What is the purpose of the cylinder head?
It closes in the top of the cylinder, forming the combustion chamber. This joint is sealed by a head gasket. In most engines, the head also provides space for the passages that feed air and fuel to the cylinder, and that allow the exhaust to escape.
A wet liner cylinder walls that are entirely removable, which fit into the cylinder my means of gaskets. They are called wet liners as their outer surface come in direct contact with the engine coolant. i.e here the liner is the entire wall not just a sleeve.
- Sleeves are made out of iron alloys and are very reliable. A sleeve is installed by a machinist at a machine shop. The engine block is mounted on a precision boring machine, where the cylinder is then bored to a size much larger than normal and a new cast-iron sleeve can be inserted with an interference fit.
- CYLINDERS. A cylinder is the power unit of an engine; it's the chamber where the gasoline is burned and turned into power. (For more on what goes on inside the cylinders, see How Engines Work.) Generally, an engine with more cylinders produces more power, while an engine with fewer cylinders gets better fuel economy.
- In internal combustion engines with pistons, the camshaft is used to operate poppet valves. It consists of a cylindrical rod running the length of the cylinder bank with a number of oblong lobes protruding from it, one for each valve.
The cylinder block is an integrated structure comprising the cylinder(s) of a reciprocating engine and often some or all of their associated surrounding structures (coolant passages, intake and exhaust passages and ports, and crankcase).
- Why are aluminum cylinder blocks sometimes cast around a steel sleeve? A steel sleeve does not wear as quickly due to piston friction. Aluminum is lighter and dissipates heat more rapidly. The oil ring removes excess oil from the cylinder wall and flows oil to the piston pin and crankcase.
- A block heater warms an engine to increase the chances that the engine will start as well as warm up the vehicle faster than it normally would in extremely cold weather. The most common type is an electric heating element in the cylinder block, connected through a power cord often routed through the vehicle's grille.
- The cylinder block is an integrated structure comprising the cylinder(s) of a reciprocating engine and often some or all of their associated surrounding structures (coolant passages, intake and exhaust passages and ports, and crankcase).
Damaged and worn cast iron and aluminum engine blocks have long been repaired using dry sleeves. Installing a repair sleeve can often save the block if a cylinder has excessive taper wear, or is cracked, scored or otherwise damaged, and boring out the damaged cylinder.

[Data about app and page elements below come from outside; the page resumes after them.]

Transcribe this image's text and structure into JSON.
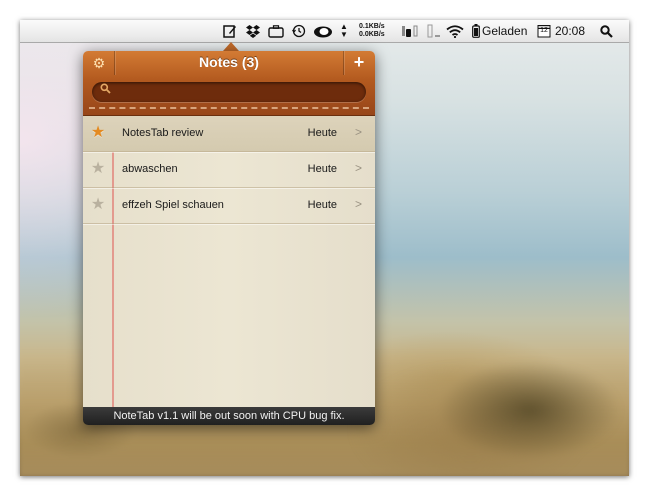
{
  "menubar": {
    "tray_icons": [
      "notetab-icon",
      "dropbox-icon",
      "briefcase-icon",
      "time-machine-icon",
      "cloud-temperature-icon",
      "up-down-arrows-icon"
    ],
    "net_up": "0.1KB/s",
    "net_down": "0.0KB/s",
    "battery_label": "Geladen",
    "clock": "20:08",
    "calendar_day": "12"
  },
  "popup": {
    "title": "Notes (3)",
    "search": {
      "value": "",
      "placeholder": ""
    },
    "accent_color": "#b35a1f",
    "notes": [
      {
        "title": "NotesTab review",
        "date": "Heute",
        "starred": true
      },
      {
        "title": "abwaschen",
        "date": "Heute",
        "starred": false
      },
      {
        "title": "effzeh Spiel schauen",
        "date": "Heute",
        "starred": false
      }
    ],
    "footer": "NoteTab v1.1 will be out soon with CPU bug fix."
  }
}
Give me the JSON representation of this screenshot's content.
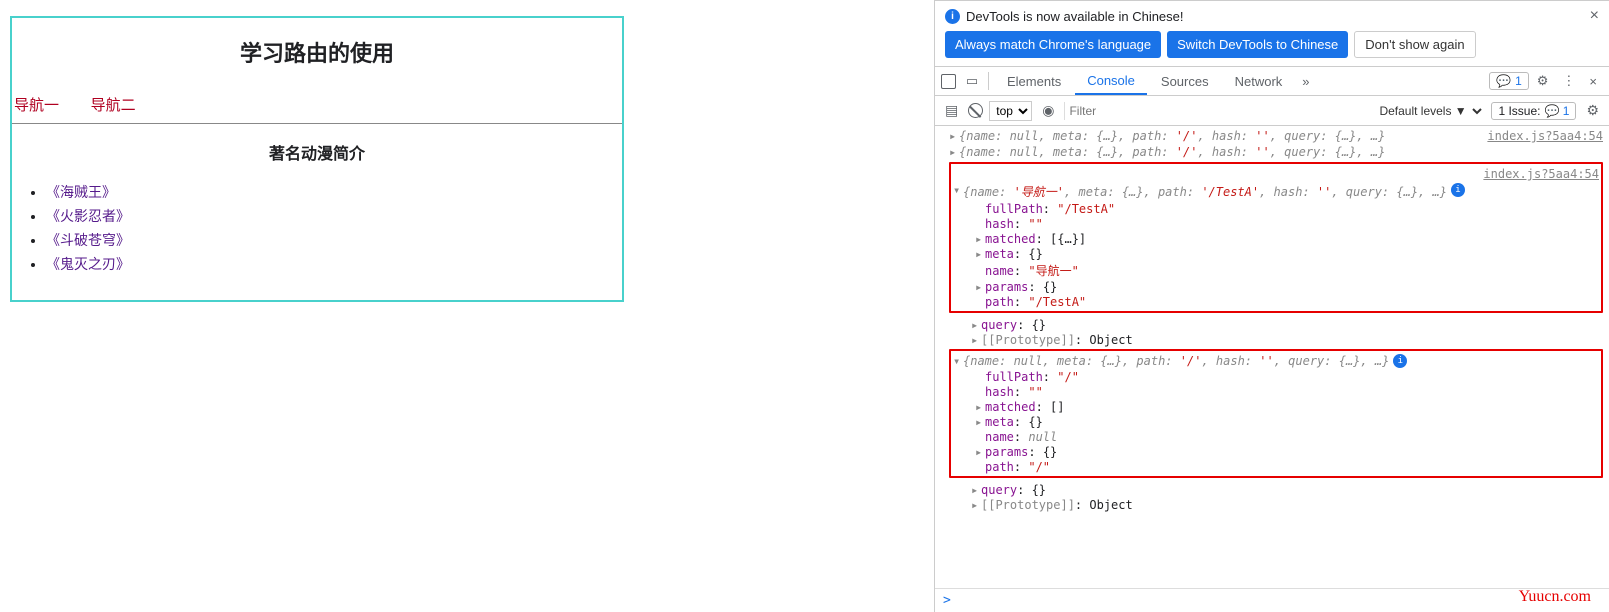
{
  "page": {
    "title": "学习路由的使用",
    "nav": [
      "导航一",
      "导航二"
    ],
    "sub_title": "著名动漫简介",
    "list": [
      "《海贼王》",
      "《火影忍者》",
      "《斗破苍穹》",
      "《鬼灭之刃》"
    ]
  },
  "devtools": {
    "info_msg": "DevTools is now available in Chinese!",
    "btn_match": "Always match Chrome's language",
    "btn_switch": "Switch DevTools to Chinese",
    "btn_dont": "Don't show again",
    "tabs": {
      "elements": "Elements",
      "console": "Console",
      "sources": "Sources",
      "network": "Network"
    },
    "msg_badge": "1",
    "filter": {
      "top": "top",
      "placeholder": "Filter",
      "levels": "Default levels",
      "issue_label": "1 Issue:",
      "issue_count": "1"
    },
    "src_link": "index.js?5aa4:54",
    "prompt": ">",
    "watermark": "Yuucn.com",
    "console": {
      "collapsed_line": "{name: null, meta: {…}, path: '/', hash: '', query: {…}, …}",
      "expanded1": {
        "header": "{name: '导航一', meta: {…}, path: '/TestA', hash: '', query: {…}, …}",
        "fullPath": "\"/TestA\"",
        "hash": "\"\"",
        "matched": "[{…}]",
        "meta": "{}",
        "name": "\"导航一\"",
        "params": "{}",
        "path": "\"/TestA\""
      },
      "after1": {
        "query": "{}",
        "proto": "Object"
      },
      "expanded2": {
        "header": "{name: null, meta: {…}, path: '/', hash: '', query: {…}, …}",
        "fullPath": "\"/\"",
        "hash": "\"\"",
        "matched": "[]",
        "meta": "{}",
        "name": "null",
        "params": "{}",
        "path": "\"/\""
      },
      "after2": {
        "query": "{}",
        "proto": "Object"
      }
    }
  }
}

- Sleeves can also be used to restore a particular bore size if a cylinder has to be “bored out” to repair a cracked or otherwise damaged engine. Most aluminum OEM automotive engine blocks use dry, gray iron cylinder sleeves in their engines.
- The purpose of the engine block is to support the components of the engine. Additionally, the engine block transfers heat from friction to the atmosphere and engine coolant. The material selected for the engine block is either gray cast iron or aluminum alloy.
- The function of the crankshaft is to translate the linear reciprocating motion of a pistons into the rotational motion required by the automobile. This is accomplished by connecting the pistons to the crank throws, which are offset from the central axis of the crankshaft to create a rotation about that axis.
Updated: 7th December 2019